2002 started off with a bang. I was twenty-four, living with great roommates, planning a trip to Hawaii for my best friend’s wedding, and I had met a guy. A great guy! We started dating the first week of the New Year, and I remember thinking, this is an awesome way to start the year off.
At the end of January, I went to donate blood but the Red Cross refused to let me donate as my iron count was too low. I had been a regular donor for two years through my employer’s blood drive, but now I was being told for the third consecutive time that they would not allow me to donate.
A few weeks later I headed into my nurse practitioner’s office to find out why my iron was low. She couldn’t find anything to explain it, but one test had come back inconclusive so she recommended I see a colon/rectal specialist. I looked at her like she was a crazy woman, but she kept saying, “it’s probably nothing, but there could be hemorrhoids…just go, and get this checked off your list so you won’t have to worry about it.” I’m a rule follower, always have been, most likely always will be, so I listened and went to the appointment.
The colon specialist I saw was very nice and immediately put me at ease. I was comforted hearing him tell me that it was most likely nothing. He did a short scope, found nothing and I thought, “Okay, I’m done. Nothing’s there.” Then he said ever so nonchalantly, “I think we should do a colonoscopy… just to be sure.” My immediate response was, “Are you kidding me? No!” Fifteen minutes later I walked out of his office with a procedure time and prescriptions for the prep.

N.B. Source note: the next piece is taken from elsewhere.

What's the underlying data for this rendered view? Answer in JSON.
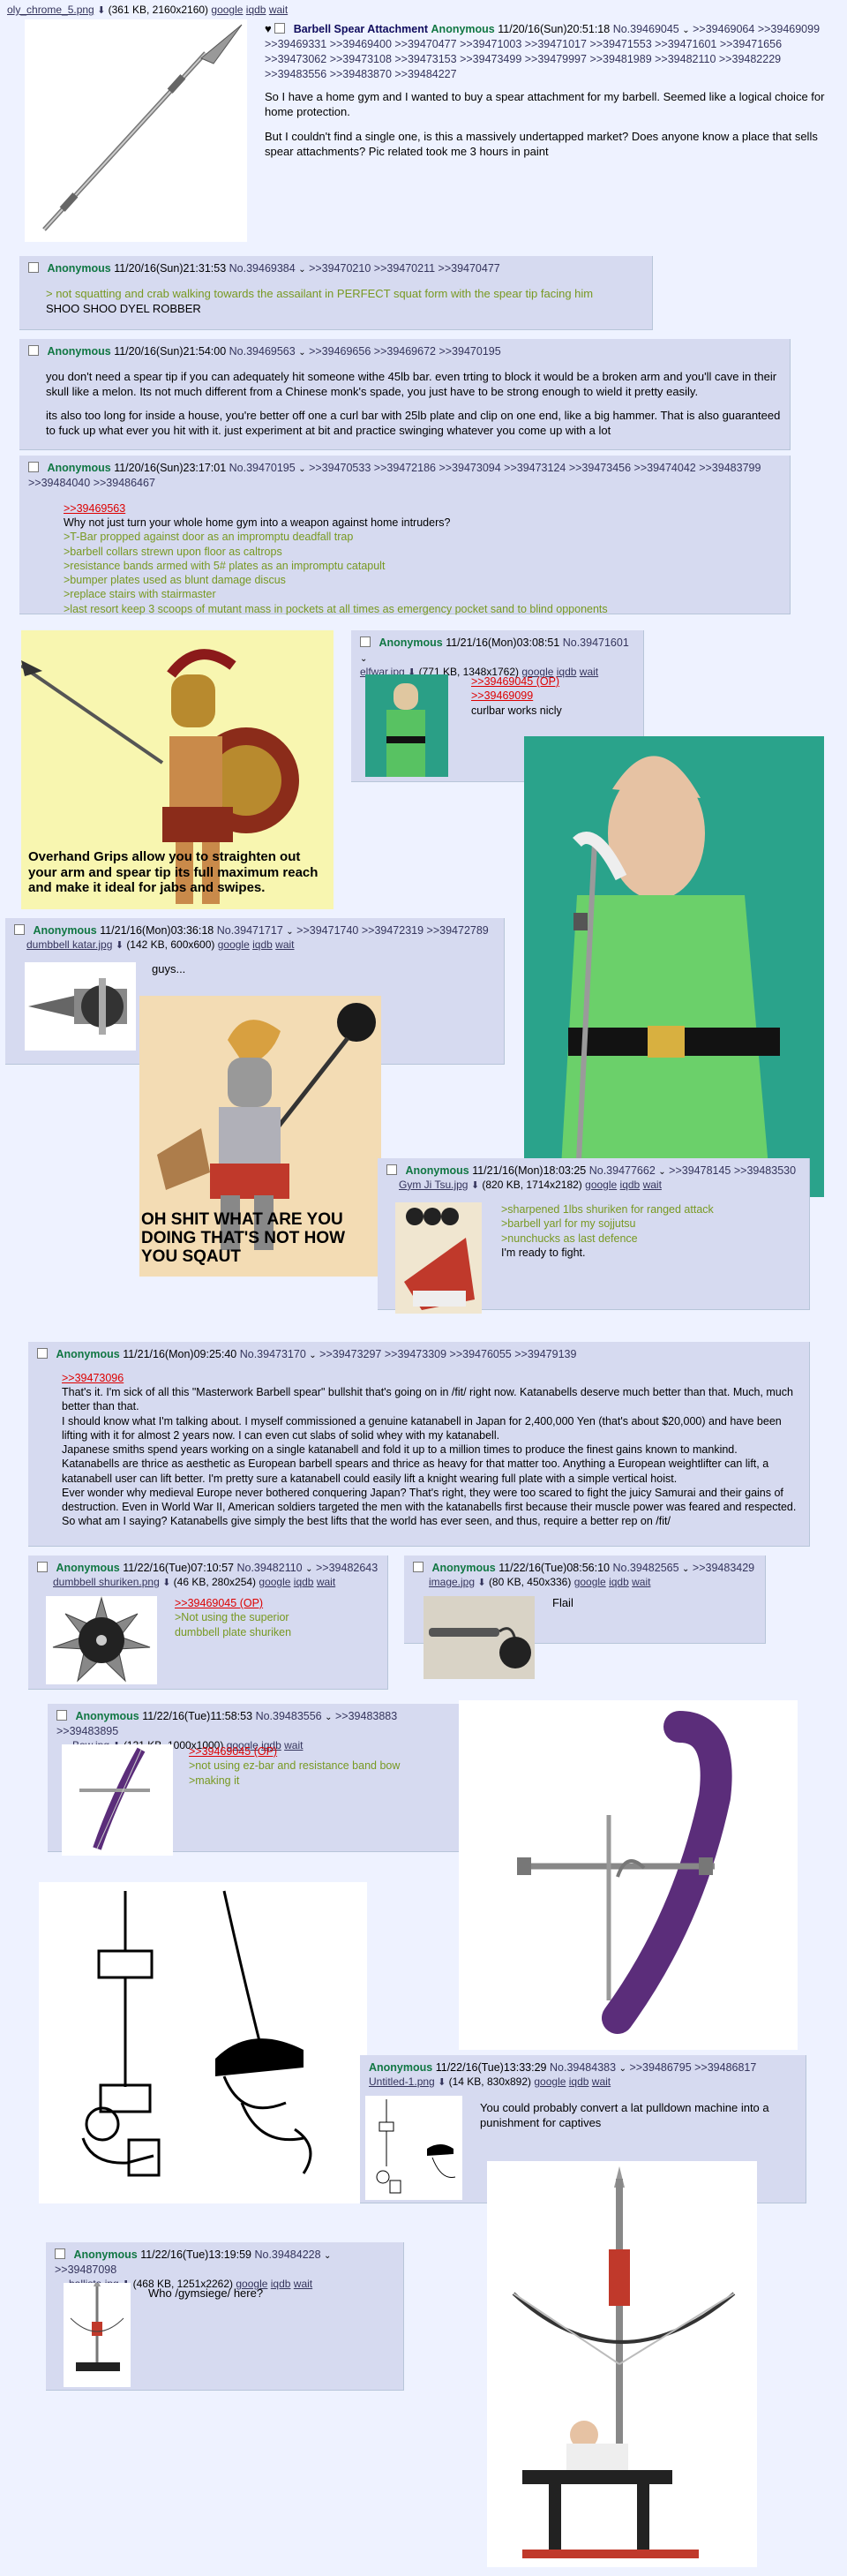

At the colonoscopy, I was nervous, but not because I feared they’d find anything, I just wanted it over and done. When I woke up I remember seeing the doctor and my mom standing at the end of the bed. The doctor was somber and my mom looked like she was going to be sick. I was groggy and he said, “Shannon, we found a tumor. It’s about the size of a golf ball. I won’t know for sure until it’s removed but it appears cancerous.”
Two weeks later, on April 2, 2002, I had surgery to remove the tumor, and I was diagnosed as having Stage III Colon Cancer. Once I recovered from the surgery, I started a 7 month course of chemotherapy which ended on December 19, 2002.
As cheesy as it may sound, I’ve been able to see the blessings that came from surviving cancer. I know with absolute clarity that life is too short to waste and everyday I strive to not take life for granted. I try not to hold back and to enjoy life’s moments, especially the small ones.
That guy I had started dating? He is now my husband and the father of my two boys and has been with me every step of the way. I wonder sometimes if cancer hadn’t come into my life if I would be in the same spot in life as I am right now. I definitely wouldn’t change a thing.
My hope for anyone dealing with a serious illness is to be provided with information, options and, of course, a cure. To me, the unknown was the biggest “monster in the closet.” To have been provided with more information on what, when, why and how instead of “we don’t know yet,” and “time will tell” would have made a huge difference. I hope for more clear cut preventable measures so that my boys will not have to venture down this scary road.
In one word, medical research means hope to me. It means someone is continually striving to find the answers to the unknown. And hopefully, when those answers are found it will keep more families, friendships and lives together.